Exercise objective: The result should be the lines from the one holding "What's the underlying" to the final line of the records, retyped exactly.

Task data:
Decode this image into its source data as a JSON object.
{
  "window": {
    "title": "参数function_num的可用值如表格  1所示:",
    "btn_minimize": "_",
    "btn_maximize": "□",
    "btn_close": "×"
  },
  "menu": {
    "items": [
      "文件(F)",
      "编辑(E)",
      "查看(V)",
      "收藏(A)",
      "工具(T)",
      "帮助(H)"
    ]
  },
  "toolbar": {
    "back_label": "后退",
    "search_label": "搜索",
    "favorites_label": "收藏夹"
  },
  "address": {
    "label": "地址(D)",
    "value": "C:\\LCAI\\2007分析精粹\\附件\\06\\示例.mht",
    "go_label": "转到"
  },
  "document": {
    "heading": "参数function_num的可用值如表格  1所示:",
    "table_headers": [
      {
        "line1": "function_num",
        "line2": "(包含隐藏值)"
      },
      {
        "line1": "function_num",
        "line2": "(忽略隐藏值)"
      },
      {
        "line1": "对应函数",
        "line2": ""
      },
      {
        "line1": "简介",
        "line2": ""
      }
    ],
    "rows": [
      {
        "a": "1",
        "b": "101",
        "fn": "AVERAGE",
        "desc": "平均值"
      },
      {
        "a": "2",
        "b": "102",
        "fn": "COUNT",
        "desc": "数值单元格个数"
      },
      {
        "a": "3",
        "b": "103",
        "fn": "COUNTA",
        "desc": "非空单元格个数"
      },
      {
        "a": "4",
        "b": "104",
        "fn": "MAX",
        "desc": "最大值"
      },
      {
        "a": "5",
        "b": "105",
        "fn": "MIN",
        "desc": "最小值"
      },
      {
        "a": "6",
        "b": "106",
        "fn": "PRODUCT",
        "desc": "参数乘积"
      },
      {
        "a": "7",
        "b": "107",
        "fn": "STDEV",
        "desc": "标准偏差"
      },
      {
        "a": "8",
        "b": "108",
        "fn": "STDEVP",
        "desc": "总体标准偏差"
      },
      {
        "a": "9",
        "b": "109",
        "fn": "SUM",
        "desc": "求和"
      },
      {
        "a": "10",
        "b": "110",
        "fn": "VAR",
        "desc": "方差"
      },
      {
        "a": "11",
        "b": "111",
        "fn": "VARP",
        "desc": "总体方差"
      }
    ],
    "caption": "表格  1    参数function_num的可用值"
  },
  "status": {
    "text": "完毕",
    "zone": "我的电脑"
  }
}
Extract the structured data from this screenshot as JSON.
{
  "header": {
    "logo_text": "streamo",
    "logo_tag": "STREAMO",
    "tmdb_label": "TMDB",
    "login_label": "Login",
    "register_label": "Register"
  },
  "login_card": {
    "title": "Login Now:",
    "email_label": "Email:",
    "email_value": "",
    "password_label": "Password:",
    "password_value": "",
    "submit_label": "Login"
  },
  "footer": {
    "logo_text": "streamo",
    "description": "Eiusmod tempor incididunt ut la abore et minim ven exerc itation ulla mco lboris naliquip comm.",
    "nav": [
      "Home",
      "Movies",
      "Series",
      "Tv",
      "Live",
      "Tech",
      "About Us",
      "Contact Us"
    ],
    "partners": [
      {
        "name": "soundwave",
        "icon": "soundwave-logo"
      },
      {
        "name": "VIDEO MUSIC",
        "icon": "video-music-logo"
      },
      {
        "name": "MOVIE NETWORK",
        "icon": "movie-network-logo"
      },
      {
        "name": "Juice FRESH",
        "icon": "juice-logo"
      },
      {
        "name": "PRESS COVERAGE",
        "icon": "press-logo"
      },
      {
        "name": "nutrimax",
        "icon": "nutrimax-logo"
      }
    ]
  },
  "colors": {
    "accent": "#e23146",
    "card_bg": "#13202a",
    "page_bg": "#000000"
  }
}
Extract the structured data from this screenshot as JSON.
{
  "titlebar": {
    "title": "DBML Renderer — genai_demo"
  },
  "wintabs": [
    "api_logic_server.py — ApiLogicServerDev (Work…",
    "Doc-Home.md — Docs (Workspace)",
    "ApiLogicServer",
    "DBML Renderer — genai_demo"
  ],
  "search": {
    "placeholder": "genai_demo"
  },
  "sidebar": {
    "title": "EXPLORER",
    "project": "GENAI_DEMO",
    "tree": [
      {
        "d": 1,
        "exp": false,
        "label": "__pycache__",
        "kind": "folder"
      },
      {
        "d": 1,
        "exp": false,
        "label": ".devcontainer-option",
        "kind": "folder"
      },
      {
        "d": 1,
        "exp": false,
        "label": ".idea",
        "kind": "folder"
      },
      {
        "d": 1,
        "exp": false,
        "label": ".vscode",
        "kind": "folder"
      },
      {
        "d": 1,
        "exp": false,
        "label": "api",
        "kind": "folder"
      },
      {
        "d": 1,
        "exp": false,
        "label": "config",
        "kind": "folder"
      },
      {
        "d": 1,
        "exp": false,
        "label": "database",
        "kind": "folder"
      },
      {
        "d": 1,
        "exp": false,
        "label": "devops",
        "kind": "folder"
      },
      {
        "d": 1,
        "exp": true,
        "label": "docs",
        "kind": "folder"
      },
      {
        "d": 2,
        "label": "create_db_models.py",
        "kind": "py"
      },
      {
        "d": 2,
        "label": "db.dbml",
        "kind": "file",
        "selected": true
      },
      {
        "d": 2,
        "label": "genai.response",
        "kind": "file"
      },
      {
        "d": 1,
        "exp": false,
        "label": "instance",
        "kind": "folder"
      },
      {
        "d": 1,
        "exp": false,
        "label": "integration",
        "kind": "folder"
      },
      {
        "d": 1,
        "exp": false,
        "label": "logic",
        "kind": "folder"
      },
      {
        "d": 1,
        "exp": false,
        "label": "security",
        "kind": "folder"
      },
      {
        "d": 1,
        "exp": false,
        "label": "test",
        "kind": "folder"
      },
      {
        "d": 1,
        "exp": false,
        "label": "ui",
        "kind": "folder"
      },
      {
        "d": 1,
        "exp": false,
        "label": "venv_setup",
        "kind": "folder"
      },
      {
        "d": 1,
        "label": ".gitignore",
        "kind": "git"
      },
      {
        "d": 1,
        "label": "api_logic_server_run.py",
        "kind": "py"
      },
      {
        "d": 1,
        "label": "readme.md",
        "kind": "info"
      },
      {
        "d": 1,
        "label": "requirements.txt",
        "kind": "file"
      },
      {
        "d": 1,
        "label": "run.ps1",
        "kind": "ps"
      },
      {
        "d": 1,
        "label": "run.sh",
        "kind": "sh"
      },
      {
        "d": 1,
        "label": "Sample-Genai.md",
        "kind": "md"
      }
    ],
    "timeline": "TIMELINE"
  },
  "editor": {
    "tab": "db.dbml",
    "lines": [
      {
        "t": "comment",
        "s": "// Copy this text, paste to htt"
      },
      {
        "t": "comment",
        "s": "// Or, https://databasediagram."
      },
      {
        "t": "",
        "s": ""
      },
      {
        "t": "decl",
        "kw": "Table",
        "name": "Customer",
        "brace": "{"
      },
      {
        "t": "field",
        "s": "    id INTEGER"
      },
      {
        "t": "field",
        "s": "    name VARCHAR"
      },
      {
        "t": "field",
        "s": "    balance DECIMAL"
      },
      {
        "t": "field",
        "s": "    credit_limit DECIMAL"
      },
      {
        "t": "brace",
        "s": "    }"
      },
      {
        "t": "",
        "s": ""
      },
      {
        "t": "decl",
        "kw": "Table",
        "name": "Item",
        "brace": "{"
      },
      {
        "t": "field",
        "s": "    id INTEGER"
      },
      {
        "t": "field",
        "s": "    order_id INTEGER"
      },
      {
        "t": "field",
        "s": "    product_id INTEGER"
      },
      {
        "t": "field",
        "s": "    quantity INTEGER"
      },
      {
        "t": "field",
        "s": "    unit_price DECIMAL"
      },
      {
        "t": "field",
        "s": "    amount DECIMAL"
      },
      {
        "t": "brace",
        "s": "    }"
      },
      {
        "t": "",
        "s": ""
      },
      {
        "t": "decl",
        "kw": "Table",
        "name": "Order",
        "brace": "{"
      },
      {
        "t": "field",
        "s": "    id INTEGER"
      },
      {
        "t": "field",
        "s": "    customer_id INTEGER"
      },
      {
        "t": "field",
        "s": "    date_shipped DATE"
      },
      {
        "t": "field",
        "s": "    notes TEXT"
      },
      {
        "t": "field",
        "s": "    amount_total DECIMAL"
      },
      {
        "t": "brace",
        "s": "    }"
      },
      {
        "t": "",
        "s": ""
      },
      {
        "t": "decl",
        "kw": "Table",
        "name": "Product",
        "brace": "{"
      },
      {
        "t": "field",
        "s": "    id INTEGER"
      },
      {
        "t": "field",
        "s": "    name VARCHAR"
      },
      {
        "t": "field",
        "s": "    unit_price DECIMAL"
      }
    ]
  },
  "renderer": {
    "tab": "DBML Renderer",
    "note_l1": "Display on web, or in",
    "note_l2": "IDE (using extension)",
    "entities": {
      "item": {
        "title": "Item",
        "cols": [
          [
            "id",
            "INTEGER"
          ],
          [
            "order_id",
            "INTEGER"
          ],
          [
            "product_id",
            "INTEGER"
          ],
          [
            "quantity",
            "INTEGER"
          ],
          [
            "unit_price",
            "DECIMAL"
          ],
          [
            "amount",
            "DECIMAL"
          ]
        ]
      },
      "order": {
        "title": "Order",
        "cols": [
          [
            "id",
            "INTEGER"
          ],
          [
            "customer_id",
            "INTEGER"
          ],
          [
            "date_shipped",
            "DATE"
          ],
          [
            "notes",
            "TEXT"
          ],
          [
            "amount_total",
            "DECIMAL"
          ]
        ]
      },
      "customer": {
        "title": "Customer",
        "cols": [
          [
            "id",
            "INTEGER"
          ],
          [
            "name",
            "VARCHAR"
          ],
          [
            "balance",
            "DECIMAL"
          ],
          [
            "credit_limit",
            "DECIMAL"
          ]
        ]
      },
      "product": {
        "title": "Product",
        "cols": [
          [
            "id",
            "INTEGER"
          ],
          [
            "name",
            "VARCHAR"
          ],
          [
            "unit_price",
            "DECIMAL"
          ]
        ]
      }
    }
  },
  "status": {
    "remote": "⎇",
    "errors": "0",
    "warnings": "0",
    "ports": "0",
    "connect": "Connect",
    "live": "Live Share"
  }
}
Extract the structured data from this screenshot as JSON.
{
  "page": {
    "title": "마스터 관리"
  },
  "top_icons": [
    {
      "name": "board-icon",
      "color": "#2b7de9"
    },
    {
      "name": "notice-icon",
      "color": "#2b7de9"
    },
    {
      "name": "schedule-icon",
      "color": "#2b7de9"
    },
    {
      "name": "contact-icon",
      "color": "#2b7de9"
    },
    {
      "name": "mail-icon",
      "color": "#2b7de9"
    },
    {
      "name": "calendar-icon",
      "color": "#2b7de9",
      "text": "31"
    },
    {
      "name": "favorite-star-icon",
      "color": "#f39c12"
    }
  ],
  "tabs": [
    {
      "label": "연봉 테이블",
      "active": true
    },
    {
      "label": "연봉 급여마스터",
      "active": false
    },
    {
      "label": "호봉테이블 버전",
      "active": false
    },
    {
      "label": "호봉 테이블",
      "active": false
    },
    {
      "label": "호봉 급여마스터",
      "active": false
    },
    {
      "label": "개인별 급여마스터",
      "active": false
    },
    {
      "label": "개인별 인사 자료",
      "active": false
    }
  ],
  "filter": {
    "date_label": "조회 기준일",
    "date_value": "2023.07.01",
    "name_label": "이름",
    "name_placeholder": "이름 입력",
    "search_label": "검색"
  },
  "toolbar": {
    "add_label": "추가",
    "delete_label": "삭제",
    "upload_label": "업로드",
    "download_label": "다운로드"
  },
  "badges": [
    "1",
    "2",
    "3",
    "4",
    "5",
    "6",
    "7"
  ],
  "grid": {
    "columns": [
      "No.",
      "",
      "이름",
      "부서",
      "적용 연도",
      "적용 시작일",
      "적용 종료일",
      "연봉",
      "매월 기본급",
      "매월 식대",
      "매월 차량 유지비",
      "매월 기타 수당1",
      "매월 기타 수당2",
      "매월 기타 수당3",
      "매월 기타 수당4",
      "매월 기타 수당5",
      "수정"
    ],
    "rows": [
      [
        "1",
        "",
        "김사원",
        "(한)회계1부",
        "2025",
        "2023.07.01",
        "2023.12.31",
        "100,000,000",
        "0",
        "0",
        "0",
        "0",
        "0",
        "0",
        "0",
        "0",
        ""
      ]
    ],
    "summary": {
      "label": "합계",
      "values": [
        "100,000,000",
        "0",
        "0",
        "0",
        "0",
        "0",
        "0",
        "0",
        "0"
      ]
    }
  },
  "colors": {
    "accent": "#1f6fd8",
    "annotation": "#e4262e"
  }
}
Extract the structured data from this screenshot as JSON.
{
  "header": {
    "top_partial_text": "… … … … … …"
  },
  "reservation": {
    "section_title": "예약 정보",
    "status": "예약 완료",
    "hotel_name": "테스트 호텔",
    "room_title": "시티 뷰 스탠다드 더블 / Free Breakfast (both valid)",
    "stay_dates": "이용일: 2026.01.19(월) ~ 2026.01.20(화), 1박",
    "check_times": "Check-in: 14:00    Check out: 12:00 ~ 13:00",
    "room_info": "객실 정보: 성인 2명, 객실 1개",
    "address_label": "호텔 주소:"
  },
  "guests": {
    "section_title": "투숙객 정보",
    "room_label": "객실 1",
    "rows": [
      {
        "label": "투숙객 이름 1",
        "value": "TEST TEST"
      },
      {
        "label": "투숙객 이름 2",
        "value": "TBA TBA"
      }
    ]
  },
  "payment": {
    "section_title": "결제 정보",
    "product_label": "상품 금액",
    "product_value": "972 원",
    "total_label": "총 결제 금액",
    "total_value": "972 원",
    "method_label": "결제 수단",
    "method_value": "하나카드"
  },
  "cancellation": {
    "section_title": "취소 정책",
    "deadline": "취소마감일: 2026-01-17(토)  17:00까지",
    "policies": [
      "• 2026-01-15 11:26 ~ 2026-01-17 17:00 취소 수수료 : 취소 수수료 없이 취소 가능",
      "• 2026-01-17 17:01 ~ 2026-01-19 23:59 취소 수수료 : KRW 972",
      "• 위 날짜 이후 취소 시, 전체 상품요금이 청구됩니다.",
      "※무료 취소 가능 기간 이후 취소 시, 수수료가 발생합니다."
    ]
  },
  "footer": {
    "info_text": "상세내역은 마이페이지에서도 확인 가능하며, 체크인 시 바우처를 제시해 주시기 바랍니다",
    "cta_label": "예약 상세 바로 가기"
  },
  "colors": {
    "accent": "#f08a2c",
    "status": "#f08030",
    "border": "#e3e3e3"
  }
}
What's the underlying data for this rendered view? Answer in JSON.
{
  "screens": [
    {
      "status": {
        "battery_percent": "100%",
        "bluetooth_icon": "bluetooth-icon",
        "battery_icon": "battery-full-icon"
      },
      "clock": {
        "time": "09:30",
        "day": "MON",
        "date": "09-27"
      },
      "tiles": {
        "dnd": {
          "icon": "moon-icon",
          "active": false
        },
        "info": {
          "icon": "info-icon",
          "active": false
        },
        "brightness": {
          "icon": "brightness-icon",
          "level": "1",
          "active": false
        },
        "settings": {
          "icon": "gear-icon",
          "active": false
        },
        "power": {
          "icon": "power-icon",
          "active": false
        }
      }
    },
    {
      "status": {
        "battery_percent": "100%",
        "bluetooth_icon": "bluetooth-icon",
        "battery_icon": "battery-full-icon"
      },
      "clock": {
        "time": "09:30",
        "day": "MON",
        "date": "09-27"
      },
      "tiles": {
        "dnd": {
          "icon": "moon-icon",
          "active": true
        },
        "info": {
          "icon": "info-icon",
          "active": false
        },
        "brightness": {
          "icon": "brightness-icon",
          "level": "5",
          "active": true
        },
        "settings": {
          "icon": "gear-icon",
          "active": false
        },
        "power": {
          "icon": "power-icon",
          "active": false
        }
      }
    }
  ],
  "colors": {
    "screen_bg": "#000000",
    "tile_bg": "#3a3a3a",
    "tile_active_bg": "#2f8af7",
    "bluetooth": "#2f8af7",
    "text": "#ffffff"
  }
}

Final answer:
What's the underlying data for this rendered view? Answer in JSON.
{
  "screens": [
    {
      "status": {
        "battery_percent": "100%",
        "bluetooth_icon": "bluetooth-icon",
        "battery_icon": "battery-full-icon"
      },
      "clock": {
        "time": "09:30",
        "day": "MON",
        "date": "09-27"
      },
      "tiles": {
        "dnd": {
          "icon": "moon-icon",
          "active": false
        },
        "info": {
          "icon": "info-icon",
          "active": false
        },
        "brightness": {
          "icon": "brightness-icon",
          "level": "1",
          "active": false
        },
        "settings": {
          "icon": "gear-icon",
          "active": false
        },
        "power": {
          "icon": "power-icon",
          "active": false
        }
      }
    },
    {
      "status": {
        "battery_percent": "100%",
        "bluetooth_icon": "bluetooth-icon",
        "battery_icon": "battery-full-icon"
      },
      "clock": {
        "time": "09:30",
        "day": "MON",
        "date": "09-27"
      },
      "tiles": {
        "dnd": {
          "icon": "moon-icon",
          "active": true
        },
        "info": {
          "icon": "info-icon",
          "active": false
        },
        "brightness": {
          "icon": "brightness-icon",
          "level": "5",
          "active": true
        },
        "settings": {
          "icon": "gear-icon",
          "active": false
        },
        "power": {
          "icon": "power-icon",
          "active": false
        }
      }
    }
  ],
  "colors": {
    "screen_bg": "#000000",
    "tile_bg": "#3a3a3a",
    "tile_active_bg": "#2f8af7",
    "bluetooth": "#2f8af7",
    "text": "#ffffff"
  }
}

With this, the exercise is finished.